HPM Clinical Fellow
Dr. Moya is a current fellow in the bi-campus hospice and palliative medicine fellowship program at NewYork-Presbyterian/Columbia University Irving Medical Center and NewYork-Presbyterian/Weill Cornell Medical Center. A native of Lima, Peru, he studied medicine at the Universidad San Martin de Porres. After graduating, he worked at the National Cancer Institute of Peru in oncology clinical research, as well as volunteering in the Peruvian highlands, delivering medical care through an international medical mission with a local religious organization. Dr. Moya later migrated to the United States, where he completed his internal medicine training at Bronx Lebanon Hospital. During his five years at Hartford Hospital, he spent two years in the inpatient oncology unit, where he became keenly aware of the deep suffering and needs of the terminally ill and their families, which lead him to pursue further training in palliative care. He has an interest in the impact of cultural awareness in the care of patients and families, as well as care of under-served populations in palliative care.
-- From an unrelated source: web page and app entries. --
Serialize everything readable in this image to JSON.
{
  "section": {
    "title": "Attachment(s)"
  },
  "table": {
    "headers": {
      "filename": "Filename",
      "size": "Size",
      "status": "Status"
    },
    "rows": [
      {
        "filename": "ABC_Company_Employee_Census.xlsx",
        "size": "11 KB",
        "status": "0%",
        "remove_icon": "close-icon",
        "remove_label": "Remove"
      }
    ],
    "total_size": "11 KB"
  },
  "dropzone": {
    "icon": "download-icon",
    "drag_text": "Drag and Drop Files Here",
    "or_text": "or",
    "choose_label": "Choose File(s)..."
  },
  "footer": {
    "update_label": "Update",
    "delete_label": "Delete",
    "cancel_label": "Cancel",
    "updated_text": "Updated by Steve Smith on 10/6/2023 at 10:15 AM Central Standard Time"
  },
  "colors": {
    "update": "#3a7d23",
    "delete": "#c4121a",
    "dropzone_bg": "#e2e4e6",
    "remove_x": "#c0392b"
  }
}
Melissa Patterson, MD, MBA
HPM Clinical Fellow
Dr. Patterson is a current hospice and palliative medicine Fellow and just finished her geriatric fellowship training at NewYork-Presbyterian/Weill Cornell Medical School. She is a Long Island native and is excited to be back in New York after completing her family medicine residency in Detroit where she served as chief resident during her final year. Growing up she spent her summers sailing on the Great South Bay, going to car shows throughout the east coast with her family, and visiting her grandparents on Lake Bomoseen in Vermont. Dr. Patterson’s family owns an auto restoration business out in Long Island where she enjoys spending her spare time working on restoring her Triumph. She finished medical school with her MD/MBA and then spent a year teaching clinical medicine skills to 2nd year medical students before starting her residency. During that year she discovered her passion for teaching and medical education research, specifically in the field of spirituality and religion in medicine. Throughout residency that interest continued to grow and developed into a desire to complete her geriatric and palliative medicine fellowship to better understand how to best serve her patients and their families throughout the aging process.
Daniel Shalev, MD
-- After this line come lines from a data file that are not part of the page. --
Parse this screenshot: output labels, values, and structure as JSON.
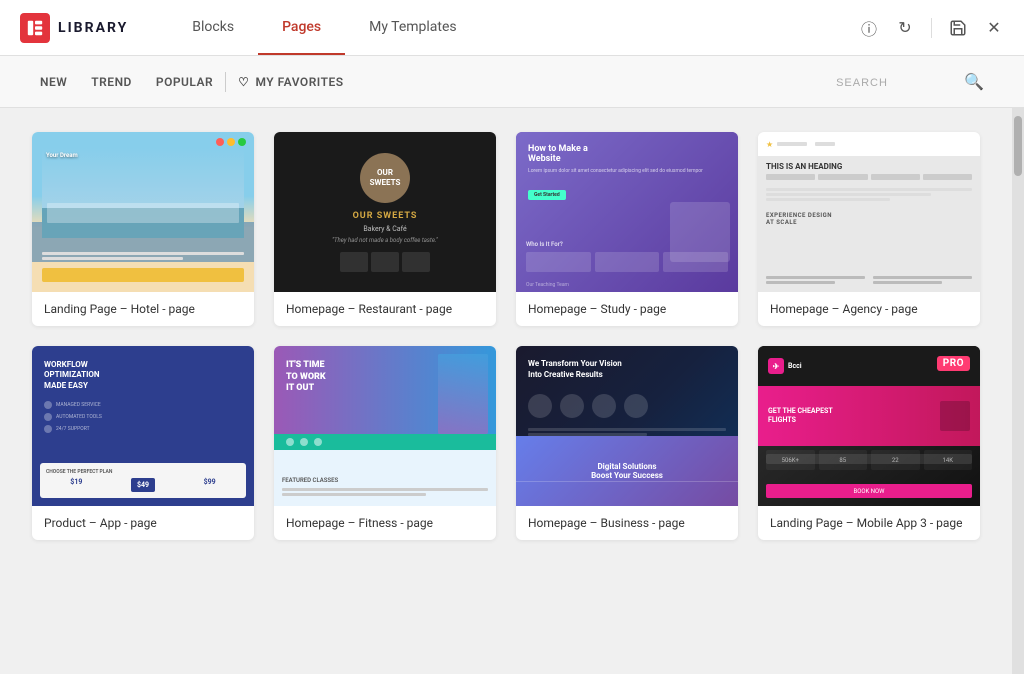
{
  "app": {
    "logo_text": "LIBRARY",
    "logo_icon": "E"
  },
  "header": {
    "tabs": [
      {
        "id": "blocks",
        "label": "Blocks",
        "active": false
      },
      {
        "id": "pages",
        "label": "Pages",
        "active": true
      },
      {
        "id": "my-templates",
        "label": "My Templates",
        "active": false
      }
    ],
    "actions": [
      {
        "id": "info",
        "icon": "ℹ",
        "label": "info-icon"
      },
      {
        "id": "refresh",
        "icon": "↻",
        "label": "refresh-icon"
      },
      {
        "id": "save",
        "icon": "💾",
        "label": "save-icon"
      },
      {
        "id": "close",
        "icon": "✕",
        "label": "close-icon"
      }
    ]
  },
  "filter": {
    "tabs": [
      {
        "id": "new",
        "label": "NEW",
        "active": false
      },
      {
        "id": "trend",
        "label": "TREND",
        "active": false
      },
      {
        "id": "popular",
        "label": "POPULAR",
        "active": false
      }
    ],
    "favorites_label": "MY FAVORITES",
    "search_placeholder": "SEARCH"
  },
  "templates": [
    {
      "id": "hotel",
      "label": "Landing Page – Hotel - page",
      "type": "hotel",
      "pro": false
    },
    {
      "id": "restaurant",
      "label": "Homepage – Restaurant - page",
      "type": "restaurant",
      "pro": false
    },
    {
      "id": "study",
      "label": "Homepage – Study - page",
      "type": "study",
      "pro": false
    },
    {
      "id": "agency",
      "label": "Homepage – Agency - page",
      "type": "agency",
      "pro": false
    },
    {
      "id": "app",
      "label": "Product – App - page",
      "type": "app",
      "pro": false
    },
    {
      "id": "fitness",
      "label": "Homepage – Fitness - page",
      "type": "fitness",
      "pro": false
    },
    {
      "id": "business",
      "label": "Homepage – Business - page",
      "type": "business",
      "pro": false
    },
    {
      "id": "mobile",
      "label": "Landing Page – Mobile App 3 - page",
      "type": "mobile",
      "pro": true
    }
  ]
}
HPM Clinical Fellow
Dr. Shalev graduated Harvard College and attended medical school at Weill Cornell Medicine, where he was inducted into the Alpha Omega Alpha and Gold Humanism Honor societies and earned numerous academic awards. He completed his residency in psychiatry at Columbia, where he also served as chief resident. As a resident, Dan was awarded the American Psychiatric Association’s Leadership Fellowship and Resident Recognition Award, the American College of Psychiatry’s Laughlin Fellowship, and the Academy of Consultation-Liaison Psychiatry’s Webb Fellowship. Following residency, he completed his fellowship in consultation-liaison psychiatry at Columbia prior to serving as one of the current NewYork-Presbyterian bi-campus hospice and palliative medicine fellows.
Dr. Shalev’s clinical and research foci largely center on the integration of mental health and palliative care. He has published and presented widely on his interests including end-of-life care for individuals with serious mental illness, workforce development and models of integrated mental health and serious illness care, and psychological aspects of palliative care. His other interests include neuropsychiatry, medical ethics and humanities, and writing for the lay public. He maintains a strong connection to his psychiatric roots, including moonlighting as an emergency psychiatrist at Columbia’s Comprehensive Psychiatric Emergency Program.
Adult Palliative Care Service
Columbia University Irving Medical Center
Administrative Assistant to Dr. Blinderman and Fellowship Program Coordinator